The word "Trực" may appear in the records below. Report how many lines contain it, and write nothing besides the number.

■ Source information:
^^^^^^^^^^^^^^^^

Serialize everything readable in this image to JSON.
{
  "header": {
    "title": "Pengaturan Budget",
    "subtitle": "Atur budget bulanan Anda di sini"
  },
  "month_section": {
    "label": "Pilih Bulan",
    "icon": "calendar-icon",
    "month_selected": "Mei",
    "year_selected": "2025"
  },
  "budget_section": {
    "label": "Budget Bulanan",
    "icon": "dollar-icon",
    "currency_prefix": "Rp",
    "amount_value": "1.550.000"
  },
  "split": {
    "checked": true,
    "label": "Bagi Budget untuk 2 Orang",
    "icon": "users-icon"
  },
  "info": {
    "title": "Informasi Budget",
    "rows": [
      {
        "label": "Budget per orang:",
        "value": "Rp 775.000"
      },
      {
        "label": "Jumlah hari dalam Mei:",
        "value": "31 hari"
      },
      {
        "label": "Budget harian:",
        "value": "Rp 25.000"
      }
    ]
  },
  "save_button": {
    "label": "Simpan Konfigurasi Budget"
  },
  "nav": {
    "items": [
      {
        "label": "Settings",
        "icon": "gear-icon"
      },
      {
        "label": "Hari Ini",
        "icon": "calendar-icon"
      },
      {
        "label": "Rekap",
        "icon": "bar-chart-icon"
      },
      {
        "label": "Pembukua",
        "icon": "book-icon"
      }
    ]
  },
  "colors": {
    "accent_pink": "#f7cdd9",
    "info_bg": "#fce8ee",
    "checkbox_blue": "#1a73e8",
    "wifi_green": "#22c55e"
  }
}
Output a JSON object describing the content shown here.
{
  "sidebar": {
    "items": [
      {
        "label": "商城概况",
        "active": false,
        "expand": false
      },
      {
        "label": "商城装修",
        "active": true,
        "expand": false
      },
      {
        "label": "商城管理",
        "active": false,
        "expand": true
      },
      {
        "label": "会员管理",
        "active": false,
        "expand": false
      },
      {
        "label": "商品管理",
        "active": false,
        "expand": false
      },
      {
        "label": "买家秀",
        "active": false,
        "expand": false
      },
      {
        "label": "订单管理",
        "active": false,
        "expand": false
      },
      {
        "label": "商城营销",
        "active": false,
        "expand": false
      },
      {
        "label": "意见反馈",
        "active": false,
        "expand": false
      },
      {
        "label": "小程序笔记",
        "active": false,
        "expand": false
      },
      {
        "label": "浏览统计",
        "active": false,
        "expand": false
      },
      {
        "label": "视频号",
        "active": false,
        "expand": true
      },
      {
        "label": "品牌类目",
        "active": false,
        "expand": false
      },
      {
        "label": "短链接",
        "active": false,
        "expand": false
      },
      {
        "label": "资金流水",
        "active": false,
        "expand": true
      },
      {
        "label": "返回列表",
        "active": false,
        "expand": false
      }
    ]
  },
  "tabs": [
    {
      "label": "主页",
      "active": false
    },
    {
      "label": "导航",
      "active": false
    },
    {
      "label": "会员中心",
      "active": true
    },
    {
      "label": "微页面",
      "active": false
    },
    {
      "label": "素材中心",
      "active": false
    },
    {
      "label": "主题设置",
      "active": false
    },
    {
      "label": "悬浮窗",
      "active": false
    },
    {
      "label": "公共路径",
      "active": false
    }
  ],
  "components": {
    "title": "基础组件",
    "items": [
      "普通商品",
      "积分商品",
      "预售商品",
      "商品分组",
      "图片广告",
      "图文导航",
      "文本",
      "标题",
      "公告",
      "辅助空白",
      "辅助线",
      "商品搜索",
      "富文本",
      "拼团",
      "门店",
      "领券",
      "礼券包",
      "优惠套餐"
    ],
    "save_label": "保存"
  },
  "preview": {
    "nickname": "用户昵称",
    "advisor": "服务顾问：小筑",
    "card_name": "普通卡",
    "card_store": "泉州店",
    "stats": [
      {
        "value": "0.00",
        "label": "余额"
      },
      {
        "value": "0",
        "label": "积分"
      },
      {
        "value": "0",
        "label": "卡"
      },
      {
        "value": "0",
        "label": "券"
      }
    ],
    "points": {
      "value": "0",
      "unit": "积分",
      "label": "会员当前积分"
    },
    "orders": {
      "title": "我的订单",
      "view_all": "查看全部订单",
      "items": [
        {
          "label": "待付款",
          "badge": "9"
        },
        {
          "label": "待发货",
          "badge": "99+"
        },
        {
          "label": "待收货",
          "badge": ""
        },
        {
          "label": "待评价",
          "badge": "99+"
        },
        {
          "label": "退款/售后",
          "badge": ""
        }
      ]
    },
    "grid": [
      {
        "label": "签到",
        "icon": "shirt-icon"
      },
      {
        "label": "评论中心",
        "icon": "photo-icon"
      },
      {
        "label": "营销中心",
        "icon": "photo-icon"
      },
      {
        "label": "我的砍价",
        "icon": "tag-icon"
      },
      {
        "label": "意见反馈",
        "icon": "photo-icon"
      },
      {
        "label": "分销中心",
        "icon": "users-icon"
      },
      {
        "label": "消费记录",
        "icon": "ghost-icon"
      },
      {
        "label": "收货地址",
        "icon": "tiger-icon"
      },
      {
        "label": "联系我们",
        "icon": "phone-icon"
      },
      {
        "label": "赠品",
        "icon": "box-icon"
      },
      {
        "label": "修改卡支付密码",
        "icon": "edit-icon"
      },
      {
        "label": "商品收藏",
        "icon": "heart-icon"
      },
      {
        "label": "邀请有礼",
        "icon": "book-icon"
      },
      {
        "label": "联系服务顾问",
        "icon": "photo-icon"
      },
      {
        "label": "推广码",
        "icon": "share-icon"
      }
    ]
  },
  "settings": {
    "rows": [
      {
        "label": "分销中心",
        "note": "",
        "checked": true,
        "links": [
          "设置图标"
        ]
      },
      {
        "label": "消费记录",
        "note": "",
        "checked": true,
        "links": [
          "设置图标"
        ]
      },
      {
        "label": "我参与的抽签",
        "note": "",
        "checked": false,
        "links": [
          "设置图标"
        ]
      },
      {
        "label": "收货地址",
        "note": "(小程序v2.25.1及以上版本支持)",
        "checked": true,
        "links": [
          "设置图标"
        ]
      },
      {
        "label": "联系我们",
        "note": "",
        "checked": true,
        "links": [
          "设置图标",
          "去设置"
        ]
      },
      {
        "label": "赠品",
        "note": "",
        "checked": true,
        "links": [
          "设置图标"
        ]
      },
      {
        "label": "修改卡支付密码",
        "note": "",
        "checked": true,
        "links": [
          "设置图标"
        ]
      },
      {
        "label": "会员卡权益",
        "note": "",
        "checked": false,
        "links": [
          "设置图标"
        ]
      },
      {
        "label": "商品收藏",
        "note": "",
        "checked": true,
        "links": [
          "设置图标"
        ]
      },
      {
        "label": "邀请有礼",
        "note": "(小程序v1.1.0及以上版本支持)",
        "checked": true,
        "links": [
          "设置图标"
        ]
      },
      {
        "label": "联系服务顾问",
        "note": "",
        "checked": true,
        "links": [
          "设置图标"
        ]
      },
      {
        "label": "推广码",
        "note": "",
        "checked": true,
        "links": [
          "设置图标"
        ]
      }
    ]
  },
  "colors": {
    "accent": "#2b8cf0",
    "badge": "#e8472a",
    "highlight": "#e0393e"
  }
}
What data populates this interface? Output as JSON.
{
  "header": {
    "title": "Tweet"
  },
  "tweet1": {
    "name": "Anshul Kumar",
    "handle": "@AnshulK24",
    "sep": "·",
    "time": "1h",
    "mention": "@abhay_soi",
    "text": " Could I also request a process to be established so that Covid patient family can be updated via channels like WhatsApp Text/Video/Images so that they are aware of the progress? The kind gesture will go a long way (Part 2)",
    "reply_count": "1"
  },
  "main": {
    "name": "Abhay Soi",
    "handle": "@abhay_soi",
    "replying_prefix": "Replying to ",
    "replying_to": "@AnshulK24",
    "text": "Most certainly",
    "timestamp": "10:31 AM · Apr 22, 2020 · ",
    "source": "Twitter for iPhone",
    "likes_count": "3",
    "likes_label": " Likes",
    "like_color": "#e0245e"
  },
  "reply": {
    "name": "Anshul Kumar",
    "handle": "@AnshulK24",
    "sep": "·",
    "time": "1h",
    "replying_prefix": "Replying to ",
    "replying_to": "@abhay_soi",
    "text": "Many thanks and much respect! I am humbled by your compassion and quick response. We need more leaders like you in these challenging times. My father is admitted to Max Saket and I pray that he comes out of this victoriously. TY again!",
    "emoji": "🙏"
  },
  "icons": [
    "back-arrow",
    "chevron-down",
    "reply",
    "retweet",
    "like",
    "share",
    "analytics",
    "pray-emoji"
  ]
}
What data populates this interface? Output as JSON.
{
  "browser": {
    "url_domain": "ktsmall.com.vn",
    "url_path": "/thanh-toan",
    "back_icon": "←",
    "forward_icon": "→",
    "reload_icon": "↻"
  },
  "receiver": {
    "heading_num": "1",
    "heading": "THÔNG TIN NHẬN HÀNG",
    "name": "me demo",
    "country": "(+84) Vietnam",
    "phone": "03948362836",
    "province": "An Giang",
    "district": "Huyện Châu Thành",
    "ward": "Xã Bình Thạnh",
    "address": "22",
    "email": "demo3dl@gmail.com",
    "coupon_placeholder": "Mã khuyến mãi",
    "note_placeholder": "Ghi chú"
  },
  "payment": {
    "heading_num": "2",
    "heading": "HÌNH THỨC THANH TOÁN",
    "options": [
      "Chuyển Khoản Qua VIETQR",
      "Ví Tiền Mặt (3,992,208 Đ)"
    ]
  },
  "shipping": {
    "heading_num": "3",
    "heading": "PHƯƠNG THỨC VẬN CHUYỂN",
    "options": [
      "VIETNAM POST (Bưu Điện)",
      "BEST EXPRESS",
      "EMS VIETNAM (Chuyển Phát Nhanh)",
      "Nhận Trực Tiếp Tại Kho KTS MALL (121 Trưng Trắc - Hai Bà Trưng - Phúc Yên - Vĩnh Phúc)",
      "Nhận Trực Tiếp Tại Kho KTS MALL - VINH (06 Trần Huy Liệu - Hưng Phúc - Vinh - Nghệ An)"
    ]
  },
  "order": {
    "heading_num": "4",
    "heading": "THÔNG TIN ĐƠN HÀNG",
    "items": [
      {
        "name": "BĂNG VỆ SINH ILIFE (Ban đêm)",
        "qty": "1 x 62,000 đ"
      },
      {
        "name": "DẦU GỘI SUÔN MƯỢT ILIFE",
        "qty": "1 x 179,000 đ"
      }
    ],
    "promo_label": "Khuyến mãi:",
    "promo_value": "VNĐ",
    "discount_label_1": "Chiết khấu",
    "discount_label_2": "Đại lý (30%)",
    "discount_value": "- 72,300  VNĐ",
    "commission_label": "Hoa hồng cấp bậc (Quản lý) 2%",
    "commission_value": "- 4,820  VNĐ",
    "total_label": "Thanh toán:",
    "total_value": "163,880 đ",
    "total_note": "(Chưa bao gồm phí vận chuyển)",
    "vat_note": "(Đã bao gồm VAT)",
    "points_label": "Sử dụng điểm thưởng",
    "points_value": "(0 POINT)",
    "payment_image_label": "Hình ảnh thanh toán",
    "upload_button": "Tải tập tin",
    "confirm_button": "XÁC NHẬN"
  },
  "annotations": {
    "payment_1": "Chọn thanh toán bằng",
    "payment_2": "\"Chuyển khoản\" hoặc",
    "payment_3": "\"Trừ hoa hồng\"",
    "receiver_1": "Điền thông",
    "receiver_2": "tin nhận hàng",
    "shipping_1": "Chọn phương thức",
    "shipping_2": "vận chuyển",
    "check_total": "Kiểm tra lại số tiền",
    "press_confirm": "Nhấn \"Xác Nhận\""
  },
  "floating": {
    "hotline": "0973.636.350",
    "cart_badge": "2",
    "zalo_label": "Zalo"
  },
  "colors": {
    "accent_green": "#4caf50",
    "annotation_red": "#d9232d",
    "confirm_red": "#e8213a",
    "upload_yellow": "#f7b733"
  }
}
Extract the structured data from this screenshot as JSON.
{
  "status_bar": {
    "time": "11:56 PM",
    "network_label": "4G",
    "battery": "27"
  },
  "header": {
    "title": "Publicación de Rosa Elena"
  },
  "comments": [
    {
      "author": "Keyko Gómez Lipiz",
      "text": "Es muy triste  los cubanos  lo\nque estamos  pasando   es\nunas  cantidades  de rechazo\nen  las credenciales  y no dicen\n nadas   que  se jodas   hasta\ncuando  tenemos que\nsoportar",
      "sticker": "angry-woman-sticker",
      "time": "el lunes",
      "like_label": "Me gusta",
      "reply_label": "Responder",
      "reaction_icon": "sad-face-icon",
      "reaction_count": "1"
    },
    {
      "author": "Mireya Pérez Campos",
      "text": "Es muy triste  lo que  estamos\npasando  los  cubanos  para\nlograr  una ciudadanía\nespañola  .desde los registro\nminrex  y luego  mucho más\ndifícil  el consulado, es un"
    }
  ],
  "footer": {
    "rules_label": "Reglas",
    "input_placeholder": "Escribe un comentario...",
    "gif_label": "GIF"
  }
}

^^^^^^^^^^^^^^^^

■ Response for this exercise:
2